My favourite store at Peggy’s Cove was one that seemed rather like nothing from the outside. Maybe that’s why I loved it so much.
From the outside I saw only hints of glass and flashes of colour. The building itself looked rather shabby, with peeling paint and dirty windows. But inside lay a sea of treasures.
The ceiling is low and covered in fishing net that is attached to the wall by dried starfish and shells. Many of the items for sale were truly vintage – well worn from years of hard work.
A small stack of used books greeted me first. Then I looked up and saw the bold colours of painted buoys. They hung wherever there was space, all dressed up in maritime colours.
More subdued were the retired lobster cages, sun bleached and aged with sea water. Driftwood, coral stones, and rusty anchors gave the place a certain unexpected appeal.
A large whale jawbone drew the clicks of many cameras – mine included.
At the entrance an old man sat, whittling away at small piece of wood. He was polite and cheerful, with the patience of a seasoned fisherman.
Perhaps my favourite aspect was the old glass bottles that lined the window. Some were chipped, and most of them were a little bit dirty.
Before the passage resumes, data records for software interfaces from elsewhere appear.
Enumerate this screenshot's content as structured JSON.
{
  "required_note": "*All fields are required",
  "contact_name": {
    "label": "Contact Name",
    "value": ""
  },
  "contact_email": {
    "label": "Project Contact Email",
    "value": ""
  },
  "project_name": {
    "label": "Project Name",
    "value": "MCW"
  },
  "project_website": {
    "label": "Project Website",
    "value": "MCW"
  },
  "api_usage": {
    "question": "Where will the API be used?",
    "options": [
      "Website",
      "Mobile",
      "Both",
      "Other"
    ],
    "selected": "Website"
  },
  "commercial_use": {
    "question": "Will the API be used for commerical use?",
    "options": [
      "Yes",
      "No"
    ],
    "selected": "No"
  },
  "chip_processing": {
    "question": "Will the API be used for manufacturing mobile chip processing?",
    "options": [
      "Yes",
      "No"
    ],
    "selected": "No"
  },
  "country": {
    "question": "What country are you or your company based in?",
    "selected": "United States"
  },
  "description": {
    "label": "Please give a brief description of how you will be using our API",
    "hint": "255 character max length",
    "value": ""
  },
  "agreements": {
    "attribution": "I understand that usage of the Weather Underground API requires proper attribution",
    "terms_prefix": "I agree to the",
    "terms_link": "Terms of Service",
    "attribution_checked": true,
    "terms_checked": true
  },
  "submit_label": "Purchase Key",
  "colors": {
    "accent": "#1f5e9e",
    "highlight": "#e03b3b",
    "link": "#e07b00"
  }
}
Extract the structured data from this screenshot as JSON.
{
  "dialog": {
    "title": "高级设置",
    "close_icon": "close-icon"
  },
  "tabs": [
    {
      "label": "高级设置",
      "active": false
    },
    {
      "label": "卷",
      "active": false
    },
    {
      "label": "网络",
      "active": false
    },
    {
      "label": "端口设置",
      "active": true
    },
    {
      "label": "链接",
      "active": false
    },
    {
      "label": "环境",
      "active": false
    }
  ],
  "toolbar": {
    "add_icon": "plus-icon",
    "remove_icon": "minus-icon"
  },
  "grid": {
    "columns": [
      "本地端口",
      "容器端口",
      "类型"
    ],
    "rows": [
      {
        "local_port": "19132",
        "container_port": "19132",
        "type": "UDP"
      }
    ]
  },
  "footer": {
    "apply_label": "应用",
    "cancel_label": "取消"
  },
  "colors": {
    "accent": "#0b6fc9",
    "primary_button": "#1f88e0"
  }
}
I like to think that they were found objects – bits and pieces that he had collected through his years out on the ocean and along the beaches. Or perhaps they were old bottles that he had collected over time. Medicine, alcohol, pills… I think they are my favourite because there is a kind of curiosity behind them.
As I left I passed by his front desk where the old man sat. The table was covered in large sea shells and small hand-painted buoys. Five dollars. They were simple. It wouldn’t be hard to make one myself. But I handed over the money with a delighted smile.